A “disturbing” rise in water-damage claims in South Florida is driving Citizens Property Insurance Corp. to seek an average 3.2 percent increase in rates for many homeowners, the president of the state-backed insurer said Tuesday.
Seven private insurers have been approved to pick up nearly half of the remaining policies held by Citizens Property Insurance Corp. which is backed by the state.
Citizens Property Insurance Corp. is starting to advise many homeowners with expiring policies that they have to go through an electronic clearinghouse intended to shift more policies into the private market.
Gov. Rick Scott isn’t convinced that Citizens Property Insurance Corp. should have rebuffed his request for an international travel ban, even if the overseas trips were part of a $3.2 billion deal that saved the state-backed insurer $233 million.
If you homeowner’s policy is with Citizens Property Insurance, you’re going to be paying a bit less next year. On Wednesday the board of the state’s largest property insurer voted to lower rates by an average of 3.2 percent for single family homeowners in 2015.
Citizens Property Insurance Corp., which moved forward Wednesday in reducing rates for most customers, has delayed putting existing policies into a clearinghouse designed to shift property owners into the hands of private companies.
Citizens Property Insurance Corporation, the state-backed insurer of last resort is predicting it will be down to only 750,000 policies by the end 2015.
The state’s Office of Insurance Regulation is considering a request by Citizens Property Insurance Corp. for another round of rate hikes in 2014.
Gov. Rick Scott on Monday ordered his auditor general to investigate whether officials at Citizens Property Insurance Corp. retaliated against whistle blowers within the state-backed insurer when they shut down the internal investigation unit last month.
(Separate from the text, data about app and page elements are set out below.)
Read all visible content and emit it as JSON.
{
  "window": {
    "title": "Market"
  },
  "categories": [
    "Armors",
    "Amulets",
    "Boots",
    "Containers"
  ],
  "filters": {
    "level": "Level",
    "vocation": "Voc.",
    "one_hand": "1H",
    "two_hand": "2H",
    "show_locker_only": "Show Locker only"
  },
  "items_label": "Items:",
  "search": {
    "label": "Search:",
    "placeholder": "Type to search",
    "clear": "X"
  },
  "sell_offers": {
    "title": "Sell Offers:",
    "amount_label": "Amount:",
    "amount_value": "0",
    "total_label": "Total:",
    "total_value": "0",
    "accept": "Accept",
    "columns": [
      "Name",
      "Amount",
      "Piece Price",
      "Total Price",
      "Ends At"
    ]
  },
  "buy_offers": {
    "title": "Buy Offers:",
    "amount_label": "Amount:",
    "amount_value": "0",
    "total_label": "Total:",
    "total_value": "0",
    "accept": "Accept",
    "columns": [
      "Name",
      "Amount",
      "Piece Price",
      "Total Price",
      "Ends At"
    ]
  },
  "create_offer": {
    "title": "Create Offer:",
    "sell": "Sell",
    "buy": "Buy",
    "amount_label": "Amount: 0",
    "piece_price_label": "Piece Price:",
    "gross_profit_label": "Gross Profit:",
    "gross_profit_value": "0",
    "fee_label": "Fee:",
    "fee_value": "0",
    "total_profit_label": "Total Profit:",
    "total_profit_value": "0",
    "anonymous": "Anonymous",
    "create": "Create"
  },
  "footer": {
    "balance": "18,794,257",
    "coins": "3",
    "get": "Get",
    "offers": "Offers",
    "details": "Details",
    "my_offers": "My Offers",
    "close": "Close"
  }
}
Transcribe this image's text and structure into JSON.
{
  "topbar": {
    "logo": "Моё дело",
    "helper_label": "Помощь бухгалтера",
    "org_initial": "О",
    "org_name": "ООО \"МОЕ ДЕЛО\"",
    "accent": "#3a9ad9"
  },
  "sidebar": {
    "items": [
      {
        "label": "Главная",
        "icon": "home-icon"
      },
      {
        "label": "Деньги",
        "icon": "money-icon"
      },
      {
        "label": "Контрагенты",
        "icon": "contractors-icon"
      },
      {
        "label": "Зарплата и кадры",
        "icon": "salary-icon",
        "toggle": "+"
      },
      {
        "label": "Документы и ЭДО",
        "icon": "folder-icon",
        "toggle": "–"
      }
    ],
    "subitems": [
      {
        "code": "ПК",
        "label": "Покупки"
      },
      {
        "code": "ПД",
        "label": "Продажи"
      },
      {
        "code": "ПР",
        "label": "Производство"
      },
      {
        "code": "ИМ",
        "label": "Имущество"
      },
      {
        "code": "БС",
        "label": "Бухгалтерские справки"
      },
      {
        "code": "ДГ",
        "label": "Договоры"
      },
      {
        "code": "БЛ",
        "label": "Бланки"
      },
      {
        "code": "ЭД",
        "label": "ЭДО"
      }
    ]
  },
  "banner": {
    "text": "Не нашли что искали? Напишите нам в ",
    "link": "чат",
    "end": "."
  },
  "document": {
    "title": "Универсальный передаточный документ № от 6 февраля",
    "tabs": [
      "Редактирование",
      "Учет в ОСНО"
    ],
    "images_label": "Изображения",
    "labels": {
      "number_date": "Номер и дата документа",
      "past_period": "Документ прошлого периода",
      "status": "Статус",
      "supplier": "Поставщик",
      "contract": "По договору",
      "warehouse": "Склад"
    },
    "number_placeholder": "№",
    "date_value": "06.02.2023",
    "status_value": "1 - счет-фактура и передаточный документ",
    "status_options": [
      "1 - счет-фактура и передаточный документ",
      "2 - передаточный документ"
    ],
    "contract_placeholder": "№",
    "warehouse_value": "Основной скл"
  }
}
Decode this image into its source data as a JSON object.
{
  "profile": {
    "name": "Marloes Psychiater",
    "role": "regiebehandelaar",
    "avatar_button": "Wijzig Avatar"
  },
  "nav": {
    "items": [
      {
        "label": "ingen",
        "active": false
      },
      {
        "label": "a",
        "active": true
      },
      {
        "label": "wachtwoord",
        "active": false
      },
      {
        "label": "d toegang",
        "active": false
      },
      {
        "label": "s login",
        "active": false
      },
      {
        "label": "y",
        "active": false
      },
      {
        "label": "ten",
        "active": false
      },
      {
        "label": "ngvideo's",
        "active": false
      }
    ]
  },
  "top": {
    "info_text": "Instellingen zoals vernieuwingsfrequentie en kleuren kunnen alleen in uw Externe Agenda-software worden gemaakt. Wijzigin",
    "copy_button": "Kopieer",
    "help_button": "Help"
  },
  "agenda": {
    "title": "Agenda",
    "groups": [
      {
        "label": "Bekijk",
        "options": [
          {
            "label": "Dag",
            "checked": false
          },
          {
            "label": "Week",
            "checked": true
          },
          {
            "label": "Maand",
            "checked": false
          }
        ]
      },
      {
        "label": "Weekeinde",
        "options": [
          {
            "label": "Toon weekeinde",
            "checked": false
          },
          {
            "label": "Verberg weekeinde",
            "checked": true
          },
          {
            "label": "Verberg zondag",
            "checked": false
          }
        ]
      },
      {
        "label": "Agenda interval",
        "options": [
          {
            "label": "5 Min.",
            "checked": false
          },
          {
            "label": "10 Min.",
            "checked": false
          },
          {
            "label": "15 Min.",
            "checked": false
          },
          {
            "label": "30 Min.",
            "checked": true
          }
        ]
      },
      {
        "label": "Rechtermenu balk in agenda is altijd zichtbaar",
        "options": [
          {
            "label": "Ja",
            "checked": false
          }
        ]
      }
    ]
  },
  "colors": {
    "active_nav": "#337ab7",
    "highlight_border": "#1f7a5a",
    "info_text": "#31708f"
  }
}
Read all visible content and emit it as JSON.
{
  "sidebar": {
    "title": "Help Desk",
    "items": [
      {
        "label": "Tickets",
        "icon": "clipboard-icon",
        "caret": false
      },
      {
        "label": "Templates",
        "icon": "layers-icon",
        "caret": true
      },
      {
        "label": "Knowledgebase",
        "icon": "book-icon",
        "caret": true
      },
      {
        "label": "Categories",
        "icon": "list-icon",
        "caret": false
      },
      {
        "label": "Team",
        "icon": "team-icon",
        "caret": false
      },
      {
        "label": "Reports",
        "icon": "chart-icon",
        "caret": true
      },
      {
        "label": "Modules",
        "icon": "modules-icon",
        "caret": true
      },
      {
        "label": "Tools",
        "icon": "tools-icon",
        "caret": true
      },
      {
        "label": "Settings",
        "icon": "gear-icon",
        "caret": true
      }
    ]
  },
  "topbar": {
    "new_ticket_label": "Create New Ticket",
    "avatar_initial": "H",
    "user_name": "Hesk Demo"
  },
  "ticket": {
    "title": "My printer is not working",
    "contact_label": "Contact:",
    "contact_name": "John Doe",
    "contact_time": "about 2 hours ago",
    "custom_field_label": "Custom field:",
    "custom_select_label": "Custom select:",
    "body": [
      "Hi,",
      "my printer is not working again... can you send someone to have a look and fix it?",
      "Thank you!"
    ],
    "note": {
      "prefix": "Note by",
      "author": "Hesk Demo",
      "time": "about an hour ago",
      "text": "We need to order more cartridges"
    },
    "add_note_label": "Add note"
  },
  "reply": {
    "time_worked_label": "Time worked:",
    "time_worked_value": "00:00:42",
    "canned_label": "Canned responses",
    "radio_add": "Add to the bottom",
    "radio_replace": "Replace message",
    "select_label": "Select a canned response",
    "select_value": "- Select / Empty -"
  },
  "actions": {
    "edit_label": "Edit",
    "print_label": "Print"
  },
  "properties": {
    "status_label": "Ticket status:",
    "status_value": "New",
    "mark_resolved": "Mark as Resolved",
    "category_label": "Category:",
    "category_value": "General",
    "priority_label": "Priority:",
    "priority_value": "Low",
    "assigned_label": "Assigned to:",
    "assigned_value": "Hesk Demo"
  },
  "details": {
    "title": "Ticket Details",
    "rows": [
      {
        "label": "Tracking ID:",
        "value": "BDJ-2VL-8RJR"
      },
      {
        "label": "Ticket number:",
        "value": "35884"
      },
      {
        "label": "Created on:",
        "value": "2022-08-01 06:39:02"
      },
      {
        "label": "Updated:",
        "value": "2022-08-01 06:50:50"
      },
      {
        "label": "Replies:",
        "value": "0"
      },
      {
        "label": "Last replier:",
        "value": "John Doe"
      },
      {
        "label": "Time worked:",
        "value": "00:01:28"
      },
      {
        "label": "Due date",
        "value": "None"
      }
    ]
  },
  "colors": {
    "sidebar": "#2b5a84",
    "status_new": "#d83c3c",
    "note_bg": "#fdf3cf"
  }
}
itizens Property Insurance Corp would offer $300 million in loans to encourage private companies to take policies out of the state-backed insurer under a plan unveiled Thursday that backers say could reduce Citizens’ non-coastal ranks by a third.